§ Task details: Retype the records in full, and please keep the pictures out of the copy.

§ Dataset items:
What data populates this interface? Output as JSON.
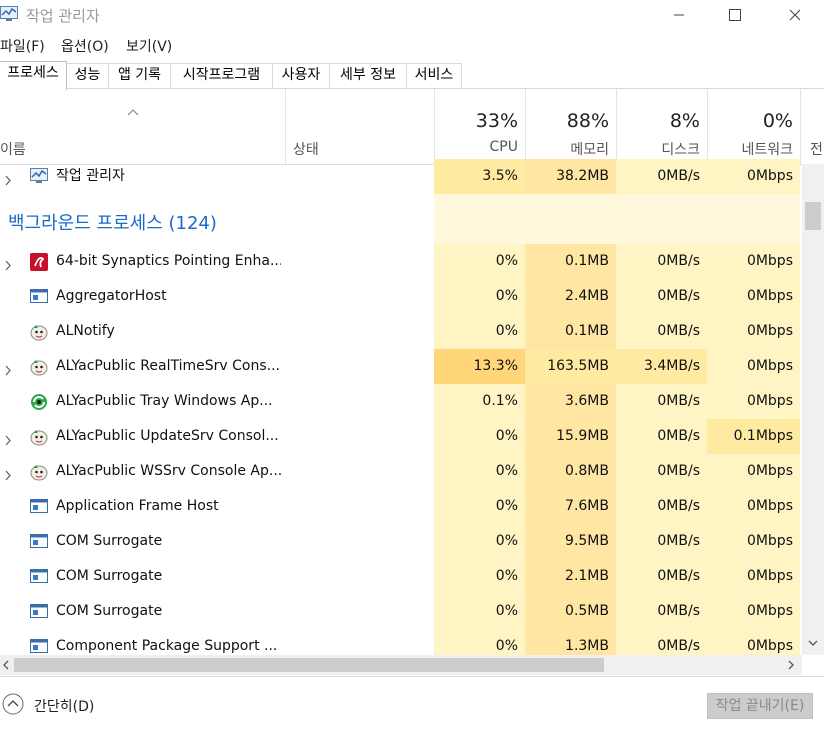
{
  "window": {
    "title": "작업 관리자"
  },
  "menu": [
    "파일(F)",
    "옵션(O)",
    "보기(V)"
  ],
  "tabs": [
    "프로세스",
    "성능",
    "앱 기록",
    "시작프로그램",
    "사용자",
    "세부 정보",
    "서비스"
  ],
  "active_tab": "프로세스",
  "columns": {
    "name": "이름",
    "status": "상태",
    "cpu": {
      "pct": "33%",
      "label": "CPU"
    },
    "memory": {
      "pct": "88%",
      "label": "메모리"
    },
    "disk": {
      "pct": "8%",
      "label": "디스크"
    },
    "network": {
      "pct": "0%",
      "label": "네트워크"
    },
    "power": "전"
  },
  "apps": [
    {
      "name": "작업 관리자",
      "icon": "task-manager-icon",
      "cpu": "3.5%",
      "memory": "38.2MB",
      "disk": "0MB/s",
      "network": "0Mbps",
      "expandable": true
    }
  ],
  "background_group": "백그라운드 프로세스 (124)",
  "processes": [
    {
      "name": "64-bit Synaptics Pointing Enha...",
      "icon": "synaptics-icon",
      "cpu": "0%",
      "memory": "0.1MB",
      "disk": "0MB/s",
      "network": "0Mbps",
      "expandable": true
    },
    {
      "name": "AggregatorHost",
      "icon": "window-app-icon",
      "cpu": "0%",
      "memory": "2.4MB",
      "disk": "0MB/s",
      "network": "0Mbps",
      "expandable": false
    },
    {
      "name": "ALNotify",
      "icon": "alyac-icon",
      "cpu": "0%",
      "memory": "0.1MB",
      "disk": "0MB/s",
      "network": "0Mbps",
      "expandable": false
    },
    {
      "name": "ALYacPublic RealTimeSrv Cons...",
      "icon": "alyac-icon",
      "cpu": "13.3%",
      "memory": "163.5MB",
      "disk": "3.4MB/s",
      "network": "0Mbps",
      "expandable": true
    },
    {
      "name": "ALYacPublic Tray Windows Ap...",
      "icon": "alyac-tray-icon",
      "cpu": "0.1%",
      "memory": "3.6MB",
      "disk": "0MB/s",
      "network": "0Mbps",
      "expandable": false
    },
    {
      "name": "ALYacPublic UpdateSrv Consol...",
      "icon": "alyac-icon",
      "cpu": "0%",
      "memory": "15.9MB",
      "disk": "0MB/s",
      "network": "0.1Mbps",
      "expandable": true
    },
    {
      "name": "ALYacPublic WSSrv Console Ap...",
      "icon": "alyac-icon",
      "cpu": "0%",
      "memory": "0.8MB",
      "disk": "0MB/s",
      "network": "0Mbps",
      "expandable": true
    },
    {
      "name": "Application Frame Host",
      "icon": "window-app-icon",
      "cpu": "0%",
      "memory": "7.6MB",
      "disk": "0MB/s",
      "network": "0Mbps",
      "expandable": false
    },
    {
      "name": "COM Surrogate",
      "icon": "window-app-icon",
      "cpu": "0%",
      "memory": "9.5MB",
      "disk": "0MB/s",
      "network": "0Mbps",
      "expandable": false
    },
    {
      "name": "COM Surrogate",
      "icon": "window-app-icon",
      "cpu": "0%",
      "memory": "2.1MB",
      "disk": "0MB/s",
      "network": "0Mbps",
      "expandable": false
    },
    {
      "name": "COM Surrogate",
      "icon": "window-app-icon",
      "cpu": "0%",
      "memory": "0.5MB",
      "disk": "0MB/s",
      "network": "0Mbps",
      "expandable": false
    },
    {
      "name": "Component Package Support ...",
      "icon": "window-app-icon",
      "cpu": "0%",
      "memory": "1.3MB",
      "disk": "0MB/s",
      "network": "0Mbps",
      "expandable": false
    }
  ],
  "footer": {
    "collapse": "간단히(D)",
    "end_task": "작업 끝내기(E)"
  },
  "colors": {
    "heat_low": "#fff4c4",
    "heat_mid": "#ffeaa2",
    "heat_high": "#ffd67a",
    "memory_col": "#ffe6a3",
    "group_title": "#1b6ac9"
  }
}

§ Solution below:
What data populates this interface? Output as JSON.
{
  "window": {
    "title": "작업 관리자"
  },
  "menu": [
    "파일(F)",
    "옵션(O)",
    "보기(V)"
  ],
  "tabs": [
    "프로세스",
    "성능",
    "앱 기록",
    "시작프로그램",
    "사용자",
    "세부 정보",
    "서비스"
  ],
  "active_tab": "프로세스",
  "columns": {
    "name": "이름",
    "status": "상태",
    "cpu": {
      "pct": "33%",
      "label": "CPU"
    },
    "memory": {
      "pct": "88%",
      "label": "메모리"
    },
    "disk": {
      "pct": "8%",
      "label": "디스크"
    },
    "network": {
      "pct": "0%",
      "label": "네트워크"
    },
    "power": "전"
  },
  "apps": [
    {
      "name": "작업 관리자",
      "icon": "task-manager-icon",
      "cpu": "3.5%",
      "memory": "38.2MB",
      "disk": "0MB/s",
      "network": "0Mbps",
      "expandable": true
    }
  ],
  "background_group": "백그라운드 프로세스 (124)",
  "processes": [
    {
      "name": "64-bit Synaptics Pointing Enha...",
      "icon": "synaptics-icon",
      "cpu": "0%",
      "memory": "0.1MB",
      "disk": "0MB/s",
      "network": "0Mbps",
      "expandable": true
    },
    {
      "name": "AggregatorHost",
      "icon": "window-app-icon",
      "cpu": "0%",
      "memory": "2.4MB",
      "disk": "0MB/s",
      "network": "0Mbps",
      "expandable": false
    },
    {
      "name": "ALNotify",
      "icon": "alyac-icon",
      "cpu": "0%",
      "memory": "0.1MB",
      "disk": "0MB/s",
      "network": "0Mbps",
      "expandable": false
    },
    {
      "name": "ALYacPublic RealTimeSrv Cons...",
      "icon": "alyac-icon",
      "cpu": "13.3%",
      "memory": "163.5MB",
      "disk": "3.4MB/s",
      "network": "0Mbps",
      "expandable": true
    },
    {
      "name": "ALYacPublic Tray Windows Ap...",
      "icon": "alyac-tray-icon",
      "cpu": "0.1%",
      "memory": "3.6MB",
      "disk": "0MB/s",
      "network": "0Mbps",
      "expandable": false
    },
    {
      "name": "ALYacPublic UpdateSrv Consol...",
      "icon": "alyac-icon",
      "cpu": "0%",
      "memory": "15.9MB",
      "disk": "0MB/s",
      "network": "0.1Mbps",
      "expandable": true
    },
    {
      "name": "ALYacPublic WSSrv Console Ap...",
      "icon": "alyac-icon",
      "cpu": "0%",
      "memory": "0.8MB",
      "disk": "0MB/s",
      "network": "0Mbps",
      "expandable": true
    },
    {
      "name": "Application Frame Host",
      "icon": "window-app-icon",
      "cpu": "0%",
      "memory": "7.6MB",
      "disk": "0MB/s",
      "network": "0Mbps",
      "expandable": false
    },
    {
      "name": "COM Surrogate",
      "icon": "window-app-icon",
      "cpu": "0%",
      "memory": "9.5MB",
      "disk": "0MB/s",
      "network": "0Mbps",
      "expandable": false
    },
    {
      "name": "COM Surrogate",
      "icon": "window-app-icon",
      "cpu": "0%",
      "memory": "2.1MB",
      "disk": "0MB/s",
      "network": "0Mbps",
      "expandable": false
    },
    {
      "name": "COM Surrogate",
      "icon": "window-app-icon",
      "cpu": "0%",
      "memory": "0.5MB",
      "disk": "0MB/s",
      "network": "0Mbps",
      "expandable": false
    },
    {
      "name": "Component Package Support ...",
      "icon": "window-app-icon",
      "cpu": "0%",
      "memory": "1.3MB",
      "disk": "0MB/s",
      "network": "0Mbps",
      "expandable": false
    }
  ],
  "footer": {
    "collapse": "간단히(D)",
    "end_task": "작업 끝내기(E)"
  },
  "colors": {
    "heat_low": "#fff4c4",
    "heat_mid": "#ffeaa2",
    "heat_high": "#ffd67a",
    "memory_col": "#ffe6a3",
    "group_title": "#1b6ac9"
  }
}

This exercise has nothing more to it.